» Task directions: Using the entries that follow, give the number of lines containing the string "label". Write nothing besides that number.

» Material shown:
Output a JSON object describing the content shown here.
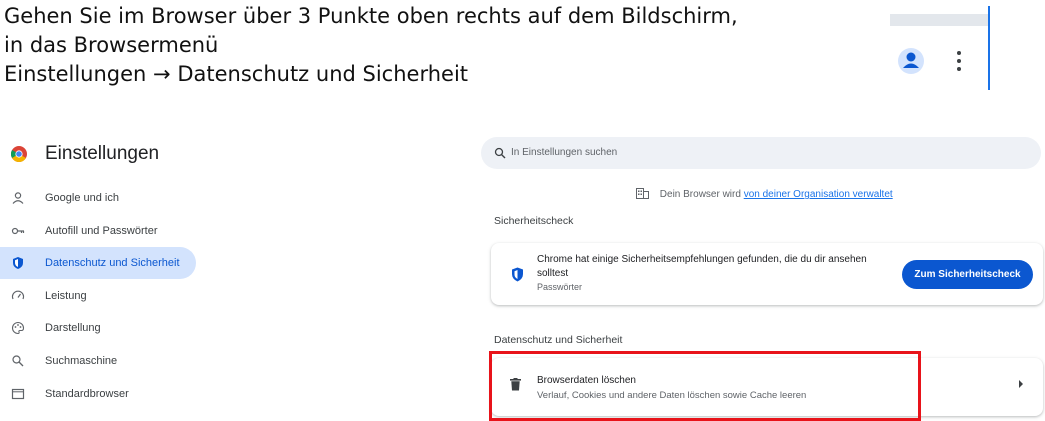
{
  "instructions": {
    "line1": "Gehen Sie im Browser über 3 Punkte oben rechts auf dem Bildschirm,",
    "line2": "in das Browsermenü",
    "line3_start": "Einstellungen",
    "line3_arrow": "→",
    "line3_end": "Datenschutz und Sicherheit"
  },
  "toolbar": {
    "icons": [
      "profile-icon",
      "three-dots-menu-icon"
    ]
  },
  "settings": {
    "title": "Einstellungen",
    "sidebar": {
      "items": [
        {
          "label": "Google und ich",
          "icon": "person-icon"
        },
        {
          "label": "Autofill und Passwörter",
          "icon": "key-icon"
        },
        {
          "label": "Datenschutz und Sicherheit",
          "icon": "shield-icon",
          "active": true
        },
        {
          "label": "Leistung",
          "icon": "speedometer-icon"
        },
        {
          "label": "Darstellung",
          "icon": "palette-icon"
        },
        {
          "label": "Suchmaschine",
          "icon": "search-icon"
        },
        {
          "label": "Standardbrowser",
          "icon": "browser-window-icon"
        }
      ]
    },
    "search": {
      "placeholder": "In Einstellungen suchen"
    },
    "org_notice": {
      "text": "Dein Browser wird",
      "link": "von deiner Organisation verwaltet"
    },
    "safety_check": {
      "section_title": "Sicherheitscheck",
      "message": "Chrome hat einige Sicherheitsempfehlungen gefunden, die du dir ansehen solltest",
      "sub": "Passwörter",
      "button": "Zum Sicherheitscheck"
    },
    "privacy": {
      "section_title": "Datenschutz und Sicherheit",
      "clear_title": "Browserdaten löschen",
      "clear_desc": "Verlauf, Cookies und andere Daten löschen sowie Cache leeren"
    }
  },
  "colors": {
    "accent": "#0b57d0",
    "highlight": "#e8131a",
    "active_bg": "#d3e3fd"
  }
}
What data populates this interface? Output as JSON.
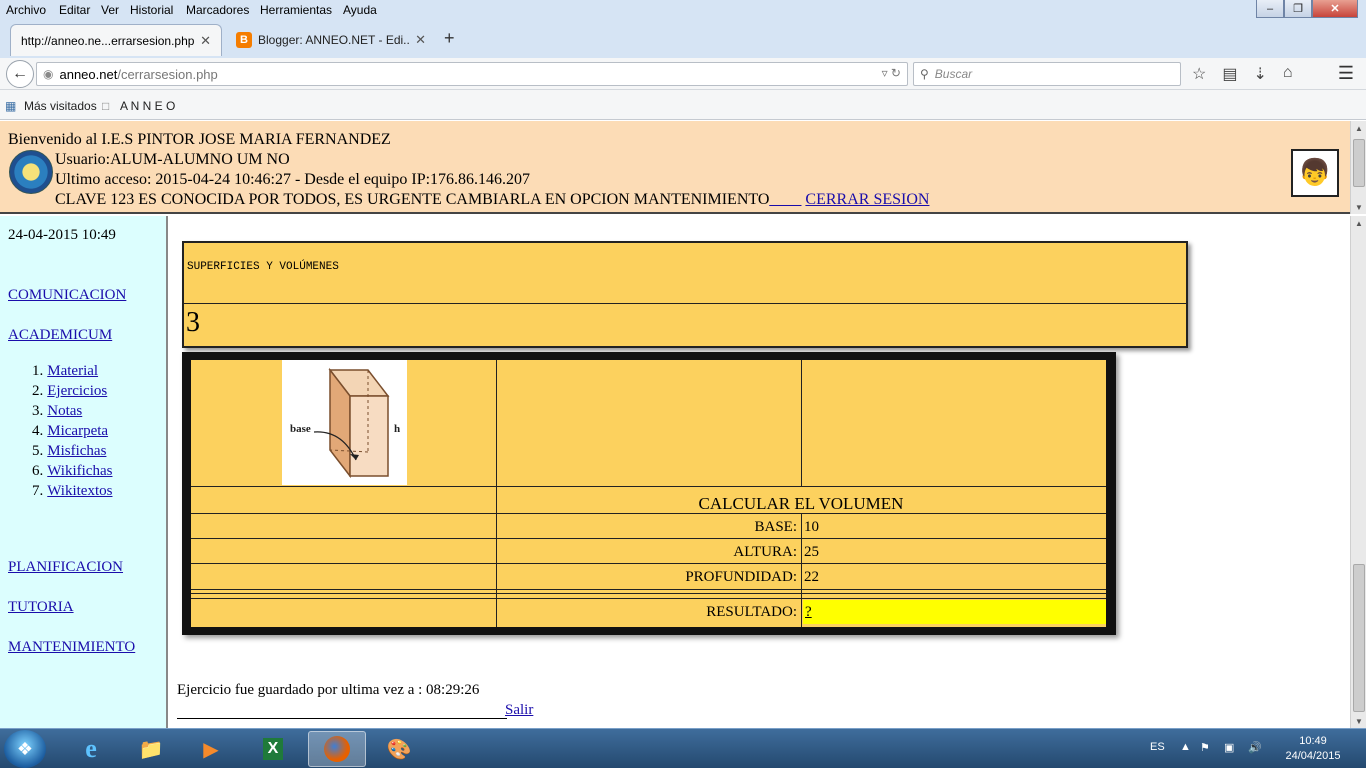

» Solution below: 7